50 Years of the Beatles
50 Years of the BeatlesAustin Convention Center, Thursday, March 14
First of all, there were only 13 years. Nevertheless, the point of this Grammy Museum-organized meeting of the minds – moderator Bob Santelli from the museum, rock journalist Bill Flanagan, and widely spanning singer-songwriters Robyn Hitchcock, Rodney Crowell, and Ron Sexsmith – was to concentrate on the seven years that the Fab Four took America by storm (1964-1970), which of course upended the Sixties, then the world.
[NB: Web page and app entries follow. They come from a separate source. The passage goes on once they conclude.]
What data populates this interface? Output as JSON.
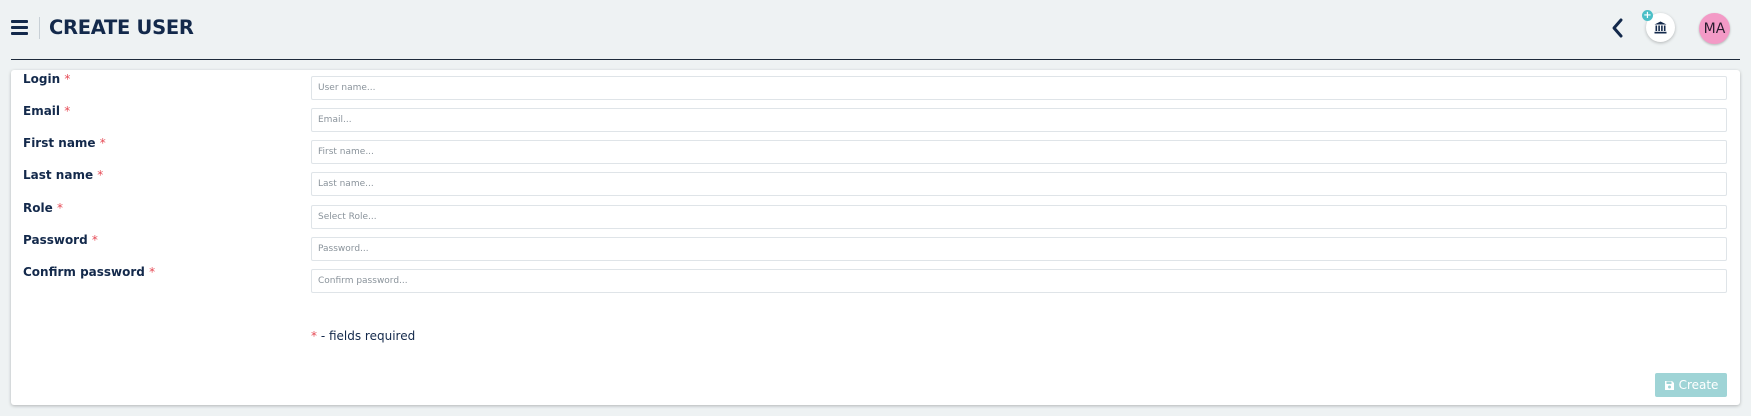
{
  "header": {
    "title": "CREATE USER",
    "menu_icon": "hamburger-menu-icon",
    "back_icon": "chevron-left-icon",
    "bank_icon": "bank-icon",
    "bank_badge": "+",
    "avatar_initials": "MA"
  },
  "form": {
    "fields": [
      {
        "label": "Login",
        "placeholder": "User name..."
      },
      {
        "label": "Email",
        "placeholder": "Email..."
      },
      {
        "label": "First name",
        "placeholder": "First name..."
      },
      {
        "label": "Last name",
        "placeholder": "Last name..."
      },
      {
        "label": "Role",
        "placeholder": "Select Role..."
      },
      {
        "label": "Password",
        "placeholder": "Password..."
      },
      {
        "label": "Confirm password",
        "placeholder": "Confirm password..."
      }
    ],
    "required_marker": "*",
    "required_note": "- fields required",
    "create_label": "Create",
    "create_icon": "floppy-disk-icon"
  },
  "colors": {
    "accent": "#9fd4d6",
    "required": "#e64a55",
    "text": "#13294b",
    "avatar": "#f39ac6",
    "background": "#eef2f3"
  }
}
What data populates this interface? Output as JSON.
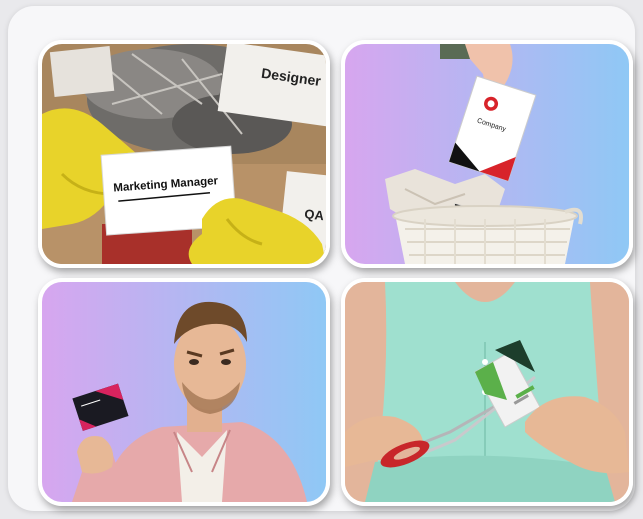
{
  "tiles": [
    {
      "name": "marketing-manager-card-trash",
      "card_title": "Marketing Manager",
      "side_card_designer": "Designer",
      "side_card_qa": "QA"
    },
    {
      "name": "business-card-into-basket",
      "brand_text": "Company"
    },
    {
      "name": "man-holding-business-card"
    },
    {
      "name": "woman-cutting-business-card"
    }
  ],
  "colors": {
    "glove_yellow": "#e8d32a",
    "accent_red": "#d8232a",
    "gradient_left": "#d7a6ef",
    "gradient_right": "#8fc8f5",
    "scissors_red": "#c8262a",
    "dress_mint": "#9fe0cf"
  }
}
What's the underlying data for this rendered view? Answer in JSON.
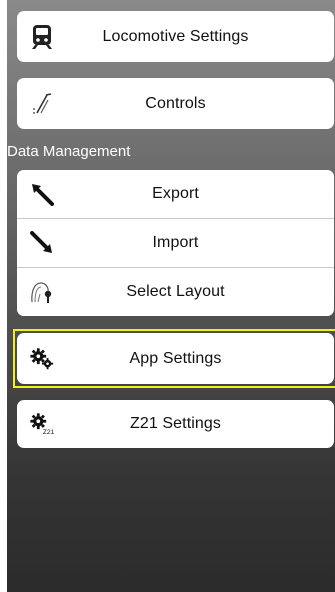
{
  "menu": {
    "locomotive_settings": "Locomotive Settings",
    "controls": "Controls",
    "section_data_management": "Data Management",
    "export": "Export",
    "import": "Import",
    "select_layout": "Select Layout",
    "app_settings": "App Settings",
    "z21_settings": "Z21 Settings",
    "z21_icon_text": "Z21"
  },
  "icons": {
    "locomotive": "train-icon",
    "controls": "control-lever-icon",
    "export": "arrow-up-left-icon",
    "import": "arrow-down-right-icon",
    "select_layout": "layout-icon",
    "app_settings": "gears-icon",
    "z21_settings": "z21-gear-icon"
  },
  "colors": {
    "highlight": "#f1f11a",
    "button_bg": "#ffffff",
    "text": "#111111"
  }
}
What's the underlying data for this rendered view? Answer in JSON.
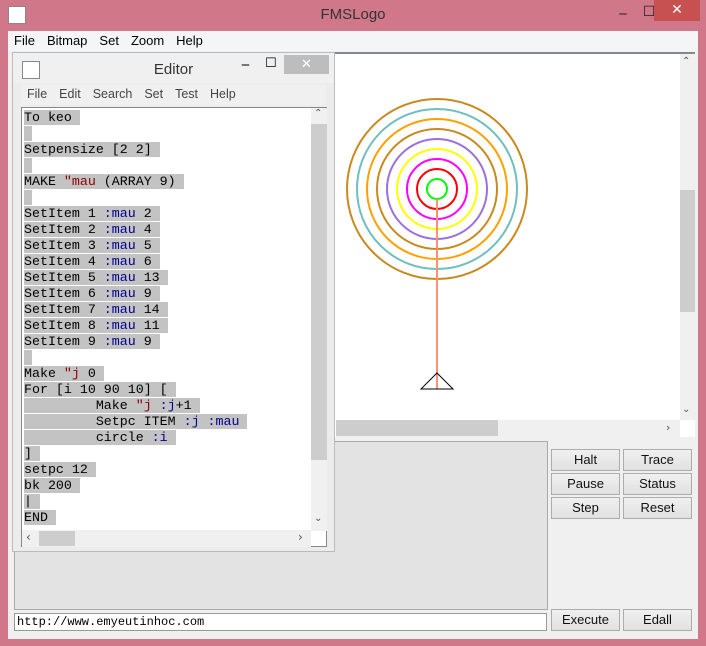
{
  "window": {
    "title": "FMSLogo",
    "minimize": "‒",
    "maximize": "☐",
    "close": "✕"
  },
  "menu": [
    "File",
    "Bitmap",
    "Set",
    "Zoom",
    "Help"
  ],
  "editor": {
    "title": "Editor",
    "menu": [
      "File",
      "Edit",
      "Search",
      "Set",
      "Test",
      "Help"
    ],
    "lines": [
      [
        [
          "To keo",
          ""
        ]
      ],
      [
        [
          "",
          ""
        ]
      ],
      [
        [
          "Setpensize [2 2]",
          ""
        ]
      ],
      [
        [
          "",
          ""
        ]
      ],
      [
        [
          "MAKE ",
          ""
        ],
        [
          "\"mau",
          "str"
        ],
        [
          " (ARRAY 9)",
          ""
        ]
      ],
      [
        [
          "",
          ""
        ]
      ],
      [
        [
          "SetItem 1 ",
          ""
        ],
        [
          ":mau",
          "var"
        ],
        [
          " 2",
          ""
        ]
      ],
      [
        [
          "SetItem 2 ",
          ""
        ],
        [
          ":mau",
          "var"
        ],
        [
          " 4",
          ""
        ]
      ],
      [
        [
          "SetItem 3 ",
          ""
        ],
        [
          ":mau",
          "var"
        ],
        [
          " 5",
          ""
        ]
      ],
      [
        [
          "SetItem 4 ",
          ""
        ],
        [
          ":mau",
          "var"
        ],
        [
          " 6",
          ""
        ]
      ],
      [
        [
          "SetItem 5 ",
          ""
        ],
        [
          ":mau",
          "var"
        ],
        [
          " 13",
          ""
        ]
      ],
      [
        [
          "SetItem 6 ",
          ""
        ],
        [
          ":mau",
          "var"
        ],
        [
          " 9",
          ""
        ]
      ],
      [
        [
          "SetItem 7 ",
          ""
        ],
        [
          ":mau",
          "var"
        ],
        [
          " 14",
          ""
        ]
      ],
      [
        [
          "SetItem 8 ",
          ""
        ],
        [
          ":mau",
          "var"
        ],
        [
          " 11",
          ""
        ]
      ],
      [
        [
          "SetItem 9 ",
          ""
        ],
        [
          ":mau",
          "var"
        ],
        [
          " 9",
          ""
        ]
      ],
      [
        [
          "",
          ""
        ]
      ],
      [
        [
          "Make ",
          ""
        ],
        [
          "\"j",
          "str"
        ],
        [
          " 0",
          ""
        ]
      ],
      [
        [
          "For [i 10 90 10] [",
          ""
        ]
      ],
      [
        [
          "         Make ",
          ""
        ],
        [
          "\"j",
          "str"
        ],
        [
          " ",
          ""
        ],
        [
          ":j",
          "var"
        ],
        [
          "+1",
          ""
        ]
      ],
      [
        [
          "         Setpc ITEM ",
          ""
        ],
        [
          ":j",
          "var"
        ],
        [
          " ",
          ""
        ],
        [
          ":mau",
          "var"
        ]
      ],
      [
        [
          "         circle ",
          ""
        ],
        [
          ":i",
          "var"
        ]
      ],
      [
        [
          "]",
          ""
        ]
      ],
      [
        [
          "setpc 12",
          ""
        ]
      ],
      [
        [
          "bk 200",
          ""
        ]
      ],
      [
        [
          "|",
          ""
        ]
      ],
      [
        [
          "END",
          ""
        ]
      ]
    ]
  },
  "drawing": {
    "circle_radii": [
      10,
      20,
      30,
      40,
      50,
      60,
      70,
      80,
      90
    ],
    "circle_colors": [
      "#00ff00",
      "#ff0000",
      "#ff00ff",
      "#ffff00",
      "#9b70de",
      "#c88a1e",
      "#ffa000",
      "#6fbfbf",
      "#c88a1e"
    ],
    "line_color": "#ff9070",
    "line_length": 200
  },
  "buttons": {
    "halt": "Halt",
    "trace": "Trace",
    "pause": "Pause",
    "status": "Status",
    "step": "Step",
    "reset": "Reset",
    "execute": "Execute",
    "edall": "Edall"
  },
  "command_input": "http://www.emyeutinhoc.com"
}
Sexsmith mused they were likely the first band-as-gang, with pop previously dominated by solo artists (Sinatra, Presley). Flanagan saliently pointed out that America was presented with the Beatles fully realized in '64, the two years' work that went into their conquering England already behind them. Crowell asserted, and everyone agreed, that Sgt. Pepper wasn't their best album, while Hitchcock, who frequently had the smartest and wittiest observations, said of the Beatles vs. Stones debate: "The Beatles were about love. The Stones were about sex. You don't get the Stones until you're a teenager, and all those hormones kick in!" Hitchcock ultimately summed it up: "The Beatles are now our folk music. Kids grow up with them."